Karl Mundt was the primary sponsor of The Alexander Hamilton Bicentennial Convention, held in the summer of 1957. It featured 55 high school (mostly) seniors in Washington, DC and Philadelphia, PA, as representatives of the (then) 48 states and seven territories in a "mock" constitutional convention. Bruno E. Jacob was instrumental in this effort. One of the participants, James Copeland, delegate from Michigan, went on to be Executive Secretary of the National Forensic League from 1986 to 2003.[citation needed]

Legacy[edit]

Karl Mundt's personal papers are archived at Dakota State University in Madison, where the campus library was named in his honor in 1969.[5] The Karl E. Mundt National Wildlife Refuge in South Dakota was named in his honor when it was established in 1974.

The Karl E. Mundt Foundation, established in Mundt's honor in 1963, awards prizes for essays and oratorical contests, sponsors seminars and public lectures, and helps support the annual Karl E. Mundt Debate Tournament and Karl E. Mundt Dakota Invitational Oral Interpretation Contest in South Dakota. The Karl E. Mundt Foundation has its offices at the Karl Mundt Library at Dakota State University.

Mundt's career was reexamined by political pundits in 2006 after South Dakota Senator Tim Johnson suffered a bleeding brain aneurysm in December of that year. Mundt's extended absence from office could have provided a critical precedent if Senator Johnson had required a prolonged convalescence.

References[edit]

External links[edit]

United States House of Representatives
Preceded by
Fred H. Hildebrandt
Member of the U.S. House of Representatives
from South Dakota's 1st congressional district
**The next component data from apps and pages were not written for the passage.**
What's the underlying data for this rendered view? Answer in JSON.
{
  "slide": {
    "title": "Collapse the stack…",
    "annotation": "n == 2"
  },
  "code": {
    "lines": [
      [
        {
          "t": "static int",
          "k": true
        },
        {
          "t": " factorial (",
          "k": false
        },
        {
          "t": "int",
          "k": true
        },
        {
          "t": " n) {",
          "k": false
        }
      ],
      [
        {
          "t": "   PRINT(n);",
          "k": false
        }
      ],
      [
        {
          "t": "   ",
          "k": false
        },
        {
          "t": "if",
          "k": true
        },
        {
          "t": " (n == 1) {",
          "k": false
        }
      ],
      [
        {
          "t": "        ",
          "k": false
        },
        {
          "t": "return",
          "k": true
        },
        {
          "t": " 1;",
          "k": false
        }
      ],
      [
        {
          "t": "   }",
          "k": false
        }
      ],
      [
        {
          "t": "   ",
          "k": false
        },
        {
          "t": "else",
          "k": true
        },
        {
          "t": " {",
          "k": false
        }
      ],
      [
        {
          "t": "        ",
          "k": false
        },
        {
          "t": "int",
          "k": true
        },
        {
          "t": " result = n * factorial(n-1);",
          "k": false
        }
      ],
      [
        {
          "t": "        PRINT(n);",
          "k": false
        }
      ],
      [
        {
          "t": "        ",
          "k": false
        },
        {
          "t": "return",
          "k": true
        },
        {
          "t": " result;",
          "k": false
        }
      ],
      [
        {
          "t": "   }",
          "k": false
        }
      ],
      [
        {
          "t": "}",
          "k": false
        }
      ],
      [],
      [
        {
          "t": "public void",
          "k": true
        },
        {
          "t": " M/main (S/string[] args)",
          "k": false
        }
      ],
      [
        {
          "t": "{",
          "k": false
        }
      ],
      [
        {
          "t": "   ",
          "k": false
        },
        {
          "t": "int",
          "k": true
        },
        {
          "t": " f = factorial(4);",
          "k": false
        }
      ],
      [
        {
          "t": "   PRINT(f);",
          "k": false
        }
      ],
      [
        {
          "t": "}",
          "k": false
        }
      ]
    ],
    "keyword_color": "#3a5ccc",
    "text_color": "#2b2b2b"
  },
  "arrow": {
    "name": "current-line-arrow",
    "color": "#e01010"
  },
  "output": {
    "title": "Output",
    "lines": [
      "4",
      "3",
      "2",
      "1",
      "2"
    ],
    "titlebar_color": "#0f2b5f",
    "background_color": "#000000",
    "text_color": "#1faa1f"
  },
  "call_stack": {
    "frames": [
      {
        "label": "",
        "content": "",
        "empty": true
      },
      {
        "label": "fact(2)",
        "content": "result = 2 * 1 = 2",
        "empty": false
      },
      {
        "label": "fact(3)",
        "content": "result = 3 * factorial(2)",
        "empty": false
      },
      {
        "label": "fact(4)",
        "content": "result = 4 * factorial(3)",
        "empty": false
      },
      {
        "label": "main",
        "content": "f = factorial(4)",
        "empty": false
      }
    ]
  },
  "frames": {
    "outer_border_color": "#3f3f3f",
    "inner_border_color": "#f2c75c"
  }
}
1939–1948
Succeeded by
Harold O. Lovre
United States Senate
Preceded by
Vera C. Bushfield
U.S. Senator (Class 2) from South Dakota
1948–1973
Served alongside: J. Chandler Gurney, Francis H. Case, Joseph H. Bottum and George McGovern
Succeeded by
James Abourezk